App and web page records
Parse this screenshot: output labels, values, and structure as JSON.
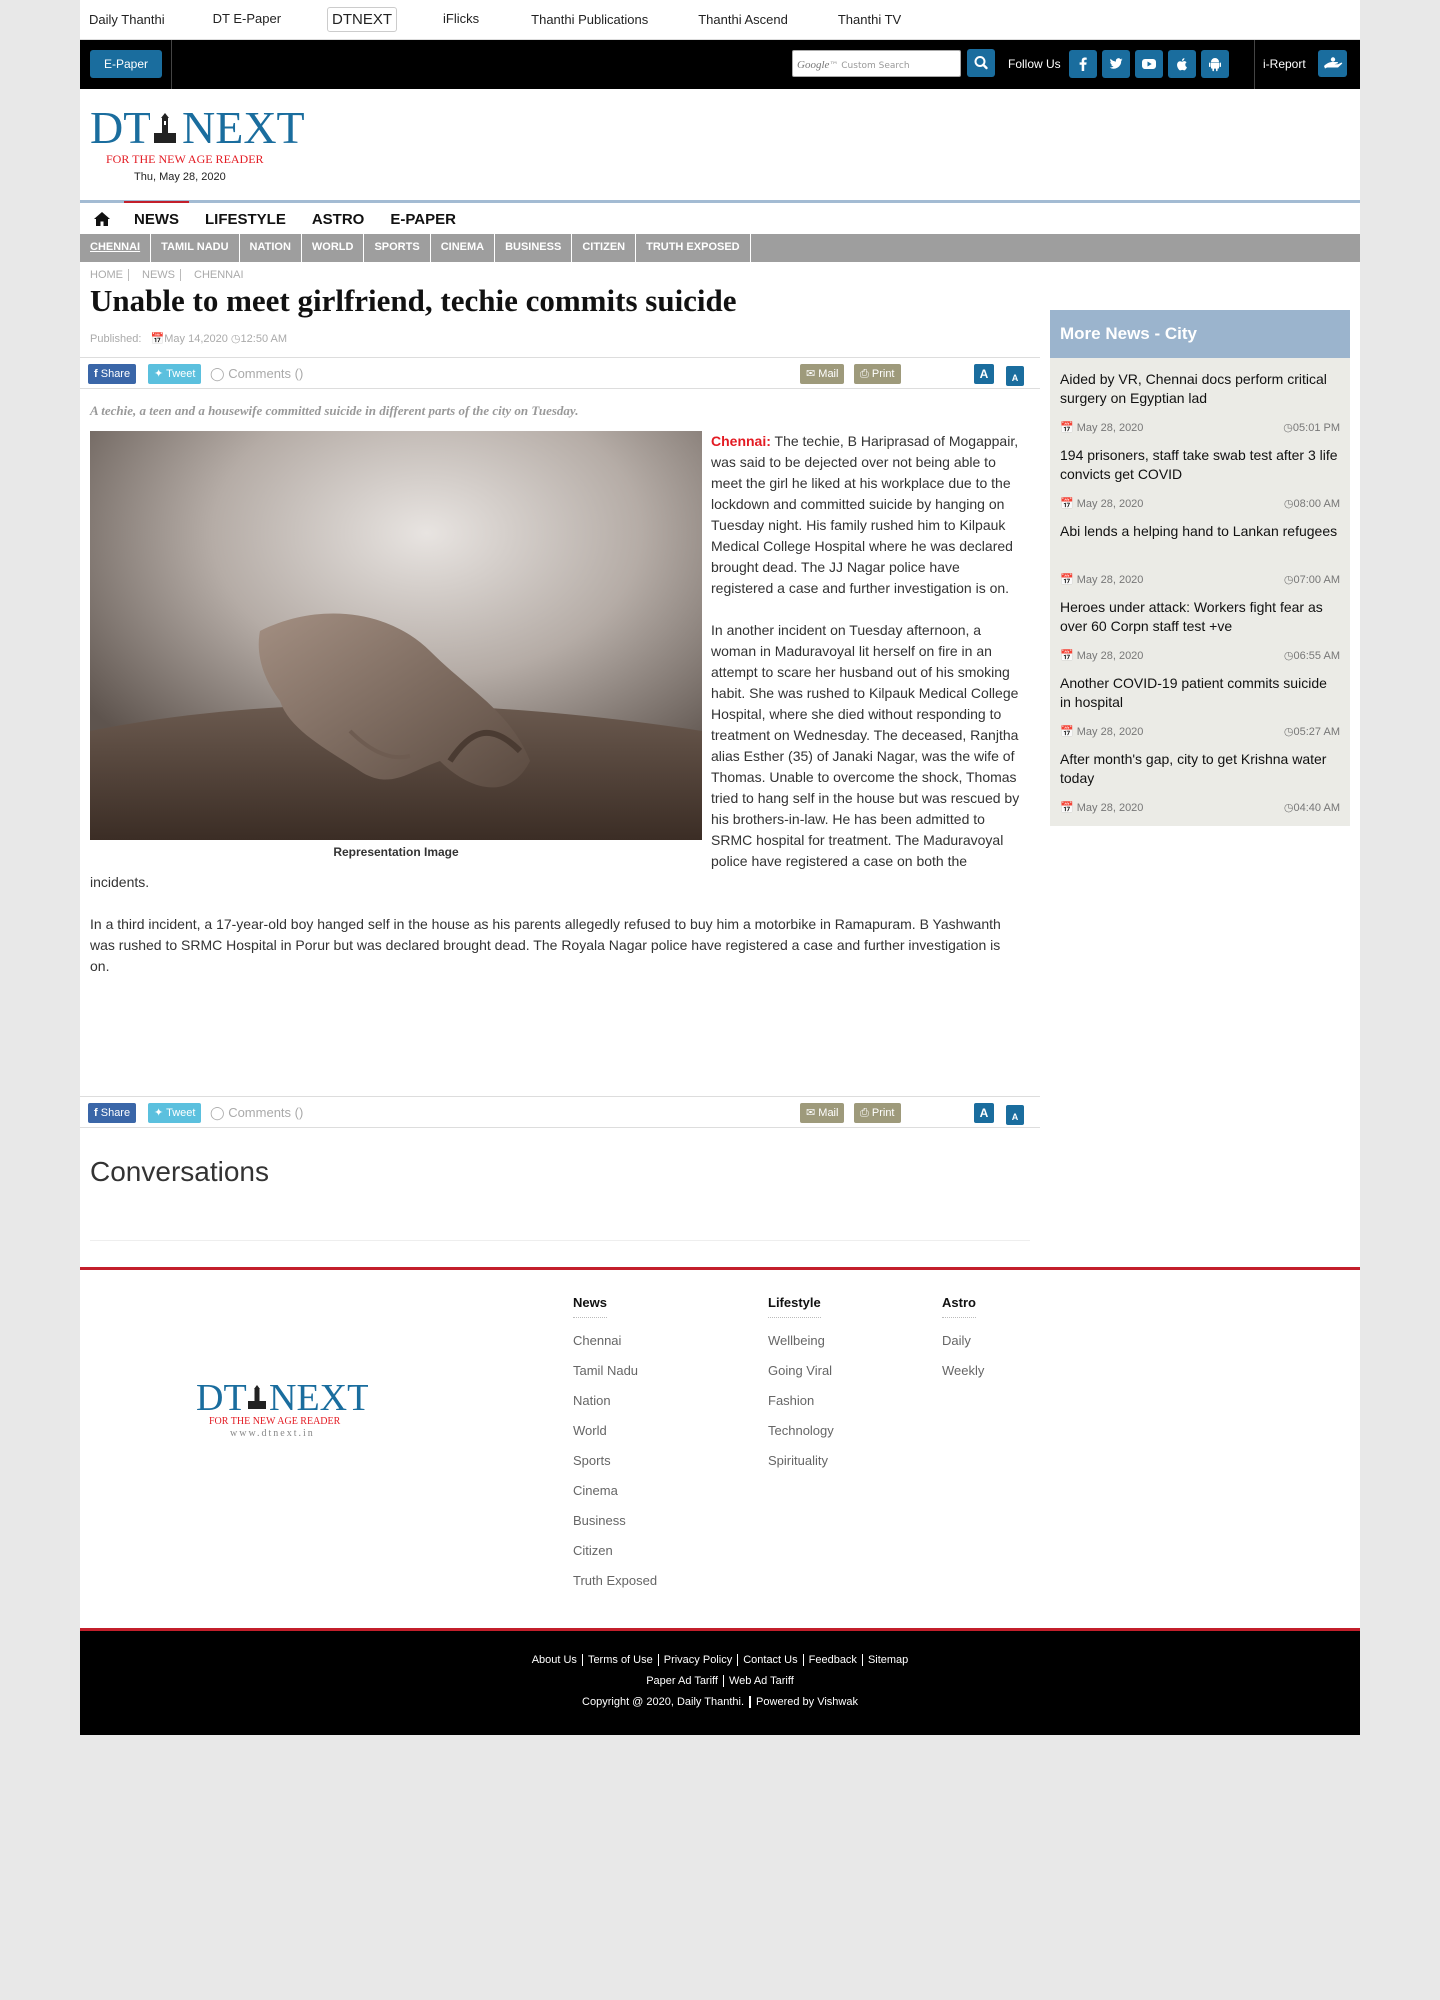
{
  "network": [
    "Daily Thanthi",
    "DT E-Paper",
    "DTNEXT",
    "iFlicks",
    "Thanthi Publications",
    "Thanthi Ascend",
    "Thanthi TV"
  ],
  "blackbar": {
    "epaper_label": "E-Paper",
    "search_placeholder": "Custom Search",
    "search_brand": "Google",
    "follow_label": "Follow Us",
    "ireport_label": "i-Report"
  },
  "masthead": {
    "logo_text": "DT NEXT",
    "tagline": "FOR THE NEW AGE READER",
    "date": "Thu, May 28, 2020"
  },
  "mainnav": [
    "NEWS",
    "LIFESTYLE",
    "ASTRO",
    "E-PAPER"
  ],
  "subnav": [
    "CHENNAI",
    "TAMIL NADU",
    "NATION",
    "WORLD",
    "SPORTS",
    "CINEMA",
    "BUSINESS",
    "CITIZEN",
    "TRUTH EXPOSED"
  ],
  "breadcrumb": [
    "HOME",
    "NEWS",
    "CHENNAI"
  ],
  "article": {
    "title": "Unable to meet girlfriend, techie commits suicide",
    "published_label": "Published:",
    "date": "May 14,2020",
    "time": "12:50 AM",
    "summary": "A techie, a teen and a housewife committed suicide in different parts of the city on Tuesday.",
    "caption": "Representation Image",
    "location": "Chennai:",
    "p1": "The techie, B Hariprasad of Mogappair, was said to be dejected over not being able to meet the girl he liked at his workplace due to the lockdown and committed suicide by hanging on Tuesday night. His family rushed him to Kilpauk Medical College Hospital where he was declared brought dead. The JJ Nagar police have registered a case and further investigation is on.",
    "p2": "In another incident on Tuesday afternoon, a woman in Maduravoyal lit herself on fire in an attempt to scare her husband out of his smoking habit. She was rushed to Kilpauk Medical College Hospital, where she died without responding to treatment on Wednesday. The deceased, Ranjtha alias Esther (35) of Janaki Nagar, was the wife of Thomas. Unable to overcome the shock, Thomas tried to hang self in the house but was rescued by his brothers-in-law. He has been admitted to SRMC hospital for treatment. The Maduravoyal police have registered a case on both the incidents.",
    "p3": "In a third incident, a 17-year-old boy hanged self in the house as his parents allegedly refused to buy him a motorbike in Ramapuram. B Yashwanth was rushed to SRMC Hospital in Porur but was declared brought dead. The Royala Nagar police have registered a case and further investigation is on."
  },
  "sharebar": {
    "share": "Share",
    "tweet": "Tweet",
    "comments": "Comments ()",
    "mail": "Mail",
    "print": "Print",
    "font_large": "A",
    "font_small": "A"
  },
  "conversations": "Conversations",
  "sidebar": {
    "title": "More News - City",
    "items": [
      {
        "headline": "Aided by VR, Chennai docs perform critical surgery on Egyptian lad",
        "date": "May 28, 2020",
        "time": "05:01 PM"
      },
      {
        "headline": "194 prisoners, staff take swab test after 3 life convicts get COVID",
        "date": "May 28, 2020",
        "time": "08:00 AM"
      },
      {
        "headline": "Abi lends a helping hand to Lankan refugees",
        "date": "May 28, 2020",
        "time": "07:00 AM"
      },
      {
        "headline": "Heroes under attack: Workers fight fear as over 60 Corpn staff test +ve",
        "date": "May 28, 2020",
        "time": "06:55 AM"
      },
      {
        "headline": "Another COVID-19 patient commits suicide in hospital",
        "date": "May 28, 2020",
        "time": "05:27 AM"
      },
      {
        "headline": "After month's gap, city to get Krishna water today",
        "date": "May 28, 2020",
        "time": "04:40 AM"
      }
    ]
  },
  "footer": {
    "logo_url_text": "www.dtnext.in",
    "news_head": "News",
    "news": [
      "Chennai",
      "Tamil Nadu",
      "Nation",
      "World",
      "Sports",
      "Cinema",
      "Business",
      "Citizen",
      "Truth Exposed"
    ],
    "lifestyle_head": "Lifestyle",
    "lifestyle": [
      "Wellbeing",
      "Going Viral",
      "Fashion",
      "Technology",
      "Spirituality"
    ],
    "astro_head": "Astro",
    "astro": [
      "Daily",
      "Weekly"
    ],
    "links1": [
      "About Us",
      "Terms of Use",
      "Privacy Policy",
      "Contact Us",
      "Feedback",
      "Sitemap"
    ],
    "links2": [
      "Paper Ad Tariff",
      "Web Ad Tariff"
    ],
    "copyright": "Copyright @ 2020, Daily Thanthi.",
    "powered": "Powered by Vishwak"
  }
}
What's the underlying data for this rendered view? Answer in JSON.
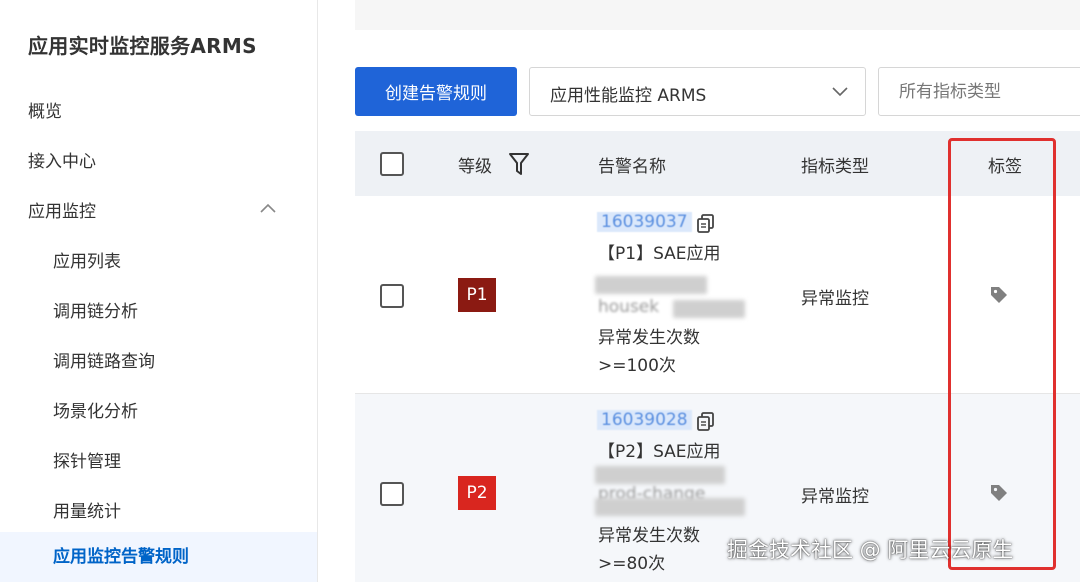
{
  "sidebar": {
    "title": "应用实时监控服务ARMS",
    "items": [
      {
        "label": "概览"
      },
      {
        "label": "接入中心"
      },
      {
        "label": "应用监控"
      }
    ],
    "subitems": [
      {
        "label": "应用列表"
      },
      {
        "label": "调用链分析"
      },
      {
        "label": "调用链路查询"
      },
      {
        "label": "场景化分析"
      },
      {
        "label": "探针管理"
      },
      {
        "label": "用量统计"
      },
      {
        "label": "应用监控告警规则"
      }
    ],
    "active_item": "应用监控告警规则"
  },
  "toolbar": {
    "create_label": "创建告警规则",
    "product_select": "应用性能监控 ARMS",
    "metric_type_placeholder": "所有指标类型"
  },
  "table": {
    "headers": {
      "level": "等级",
      "name": "告警名称",
      "metric_type": "指标类型",
      "tags": "标签"
    },
    "rows": [
      {
        "level": "P1",
        "level_color": "#8b1a12",
        "id": "16039037",
        "name": "【P1】SAE应用",
        "blurred_line": "housek",
        "condition": "异常发生次数",
        "threshold": ">=100次",
        "metric_type": "异常监控"
      },
      {
        "level": "P2",
        "level_color": "#d9261f",
        "id": "16039028",
        "name": "【P2】SAE应用",
        "blurred_line": "prod-change",
        "condition": "异常发生次数",
        "threshold": ">=80次",
        "metric_type": "异常监控"
      }
    ]
  },
  "annotation_color": "#e0302e",
  "watermark": "掘金技术社区 @ 阿里云云原生"
}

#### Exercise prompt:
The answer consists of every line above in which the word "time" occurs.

#### Expected answer:
    "time": "12:50 AM",
        "time": "05:01 PM"
        "time": "08:00 AM"
        "time": "07:00 AM"
        "time": "06:55 AM"
        "time": "05:27 AM"
        "time": "04:40 AM"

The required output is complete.